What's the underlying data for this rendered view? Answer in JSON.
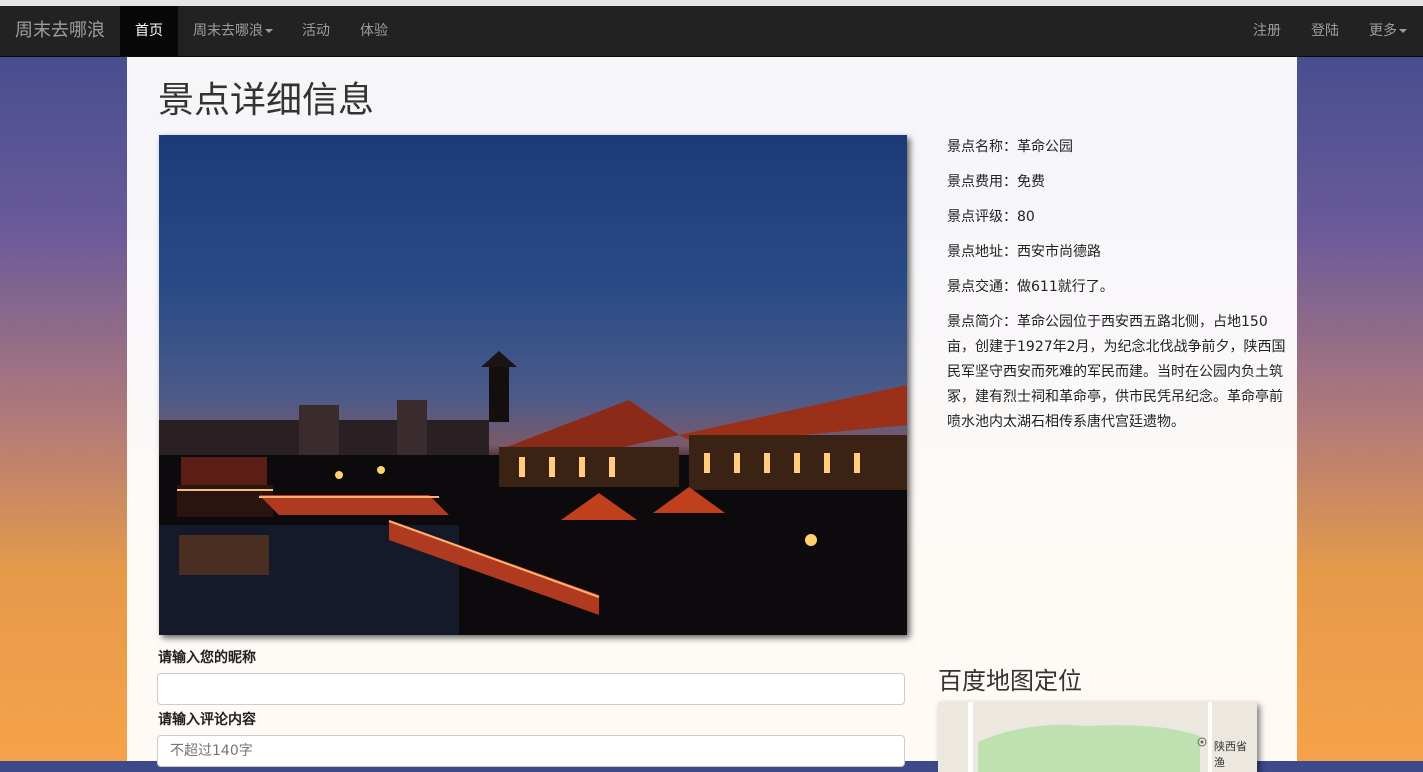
{
  "nav": {
    "brand": "周末去哪浪",
    "items": [
      {
        "label": "首页",
        "active": true
      },
      {
        "label": "周末去哪浪",
        "dropdown": true
      },
      {
        "label": "活动"
      },
      {
        "label": "体验"
      }
    ],
    "right": [
      {
        "label": "注册"
      },
      {
        "label": "登陆"
      },
      {
        "label": "更多",
        "dropdown": true
      }
    ]
  },
  "page": {
    "title": "景点详细信息"
  },
  "spot": {
    "name": "景点名称：革命公园",
    "fee": "景点费用：免费",
    "rating": "景点评级：80",
    "address": "景点地址：西安市尚德路",
    "traffic": "景点交通：做611就行了。",
    "intro": "景点简介：革命公园位于西安西五路北侧，占地150亩，创建于1927年2月，为纪念北伐战争前夕，陕西国民军坚守西安而死难的军民而建。当时在公园内负土筑冢，建有烈士祠和革命亭，供市民凭吊纪念。革命亭前喷水池内太湖石相传系唐代宫廷遗物。"
  },
  "form": {
    "nickname_label": "请输入您的昵称",
    "nickname_value": "",
    "comment_label": "请输入评论内容",
    "comment_placeholder": "不超过140字"
  },
  "map": {
    "title": "百度地图定位",
    "label": "陕西省渔"
  }
}
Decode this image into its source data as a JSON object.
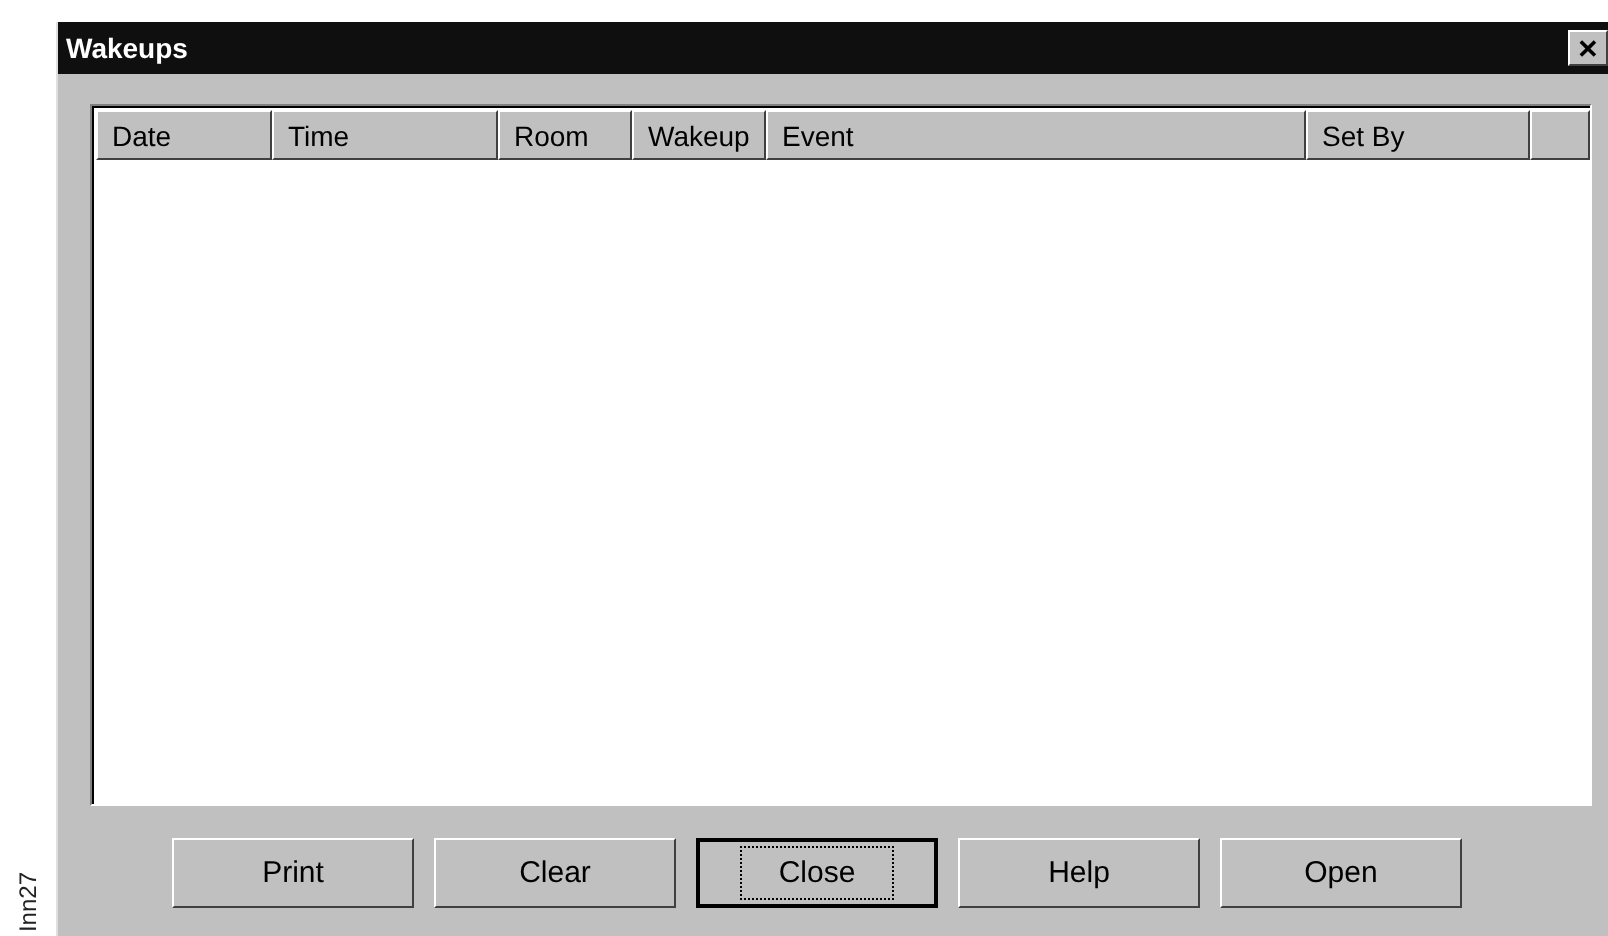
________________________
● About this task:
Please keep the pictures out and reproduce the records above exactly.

● Solution to this exercise:
What's the underlying data for this rendered view? Answer in JSON.
{
  "nav": {
    "brand": "周末去哪浪",
    "items": [
      {
        "label": "首页",
        "active": true
      },
      {
        "label": "周末去哪浪",
        "dropdown": true
      },
      {
        "label": "活动"
      },
      {
        "label": "体验"
      }
    ],
    "right": [
      {
        "label": "注册"
      },
      {
        "label": "登陆"
      },
      {
        "label": "更多",
        "dropdown": true
      }
    ]
  },
  "page": {
    "title": "景点详细信息"
  },
  "spot": {
    "name": "景点名称：革命公园",
    "fee": "景点费用：免费",
    "rating": "景点评级：80",
    "address": "景点地址：西安市尚德路",
    "traffic": "景点交通：做611就行了。",
    "intro": "景点简介：革命公园位于西安西五路北侧，占地150亩，创建于1927年2月，为纪念北伐战争前夕，陕西国民军坚守西安而死难的军民而建。当时在公园内负土筑冢，建有烈士祠和革命亭，供市民凭吊纪念。革命亭前喷水池内太湖石相传系唐代宫廷遗物。"
  },
  "form": {
    "nickname_label": "请输入您的昵称",
    "nickname_value": "",
    "comment_label": "请输入评论内容",
    "comment_placeholder": "不超过140字"
  },
  "map": {
    "title": "百度地图定位",
    "label": "陕西省渔"
  }
}
Decode this image into its source data as a JSON object.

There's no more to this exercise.